Writing employs the same rule of thumb, indicating to the reader where the lines are and allowing them to bring the line to it’s resting place, but not telling them exactly where that place is.  If I am too bossy and organising in my story, I leave nothing to your imagination.  I don’t allow you to relate, through your own life experiences, opinions, ideas to this character or that one,  because they are too stereotyped, too plastic, too finite.  You will be yawning by Chapter 3 and probably won’t read the whole book, unless you are one of those people who can’t bear to waste 8.99.  I can easily bear that.  If I find myself yawning by Chapter 3, it’s off to the doctor’s surgery with it, or the local charity shop, which very possibly isn’t very kind of me.

In life I find the same rule applies.  If I am a woman who has a need for a rigid set of lines around her life, I lose out, because, although no-one will tell me I am stuck in my self-absorption, I nonetheless am.  If what I say has to be how it is, then I am not allowing anyone else to complete the line, and, beyond human politeness, I will be skirted around in wide circles because I got boring by Chapter 3.

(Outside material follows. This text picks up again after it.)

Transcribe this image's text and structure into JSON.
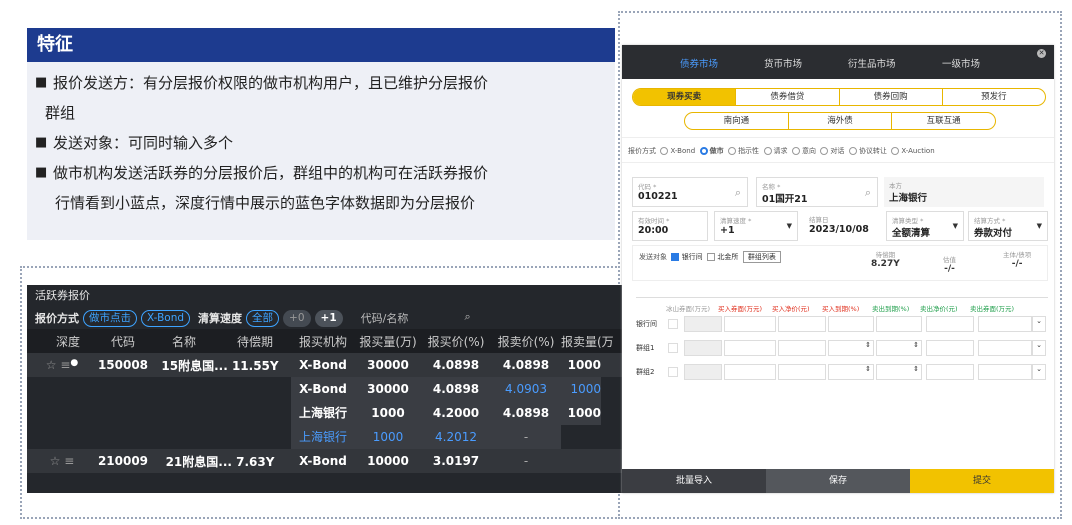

The good news is that opportunities to be dynamically fascinating and compelling come around over and over again as we begin a new venture, such as having a baby or maybe we leave the family home, or we notice we are turning into a lizard.  I am only a lizard when my hairdresser pops the black cape around my neck a bit tight and I have to wrench it off and remonstrate with her – a remonstration that always makes her chuckle.  Otherwise, the lizard bit goes mostly unnoticed as I avoid at all costs, a magnifying mirror.  Seeing too closely anything in my life can have me pulling on my old anorak and moping along the long and whining road until I realise that nobody is following me anymore and I am quite alone.

Time for some new lines to be drawn, lines for a new adventure, indicating direction, begun but not finished.

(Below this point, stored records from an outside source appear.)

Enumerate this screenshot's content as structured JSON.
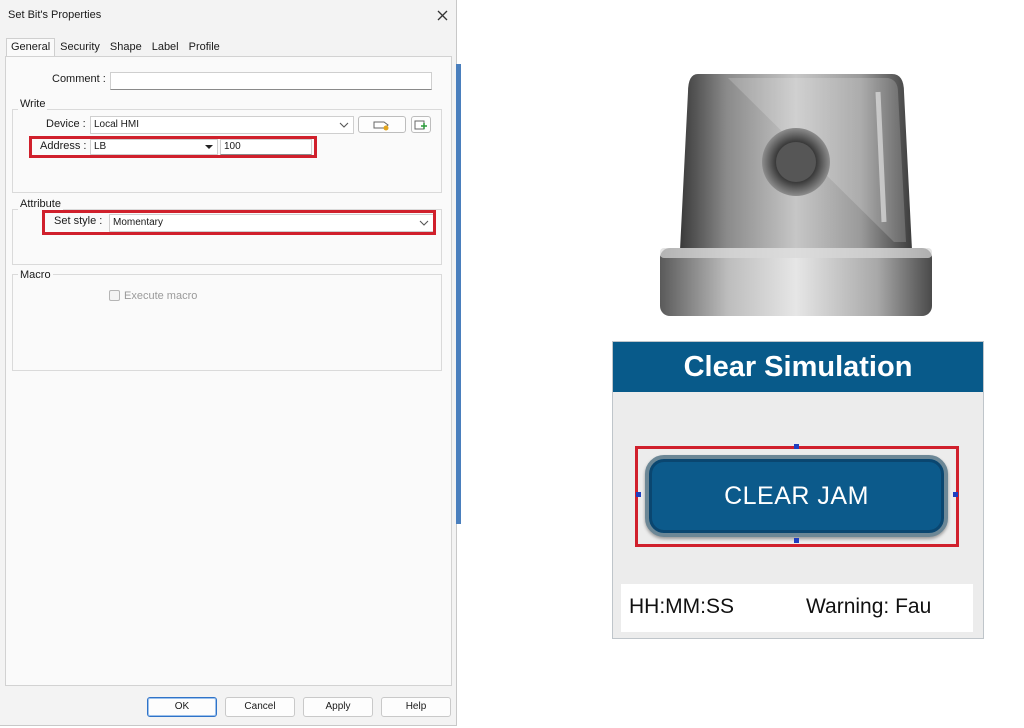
{
  "dialog": {
    "title": "Set Bit's Properties",
    "tabs": [
      "General",
      "Security",
      "Shape",
      "Label",
      "Profile"
    ],
    "active_tab": "General",
    "comment": {
      "label": "Comment :",
      "value": ""
    },
    "write": {
      "title": "Write",
      "device": {
        "label": "Device :",
        "value": "Local HMI"
      },
      "address": {
        "label": "Address :",
        "type": "LB",
        "value": "100"
      }
    },
    "attribute": {
      "title": "Attribute",
      "set_style": {
        "label": "Set style :",
        "value": "Momentary"
      }
    },
    "macro": {
      "title": "Macro",
      "execute_label": "Execute macro",
      "execute_checked": false
    },
    "buttons": {
      "ok": "OK",
      "cancel": "Cancel",
      "apply": "Apply",
      "help": "Help"
    },
    "highlight_color": "#d0202c"
  },
  "hmi": {
    "header_title": "Clear Simulation",
    "button_label": "CLEAR JAM",
    "status_time": "HH:MM:SS",
    "status_warning": "Warning: Fau",
    "header_color": "#085a8a",
    "button_color": "#0c5a8b"
  }
}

So, off I go, this time as a guest speaker at Wigtown’s Book Festival, next Saturday lunchtime.  I have no idea what to expect, no idea how Island Wife will be received, and all I am taking is myself and my reasonably ok skirt and sassy boots, my eyes for looking out and my ears for taking in.  I don’t need to control anything beyond myself and, in that place of freedom, of letting go, I find my sense of humour, alive and well and waiting for me by the side of the road.

I may meet delays, I may get lost, I may forget to pack something vital.  It might rain or snow.  Wigtown might be wiped out by aliens on Friday afternoon, or the hotel we are staying in may have lost our booking confirmation.  But this part-time lizard isn’t going to worry about any of that.  She is just going to draw a few lines.

For someone else to finish.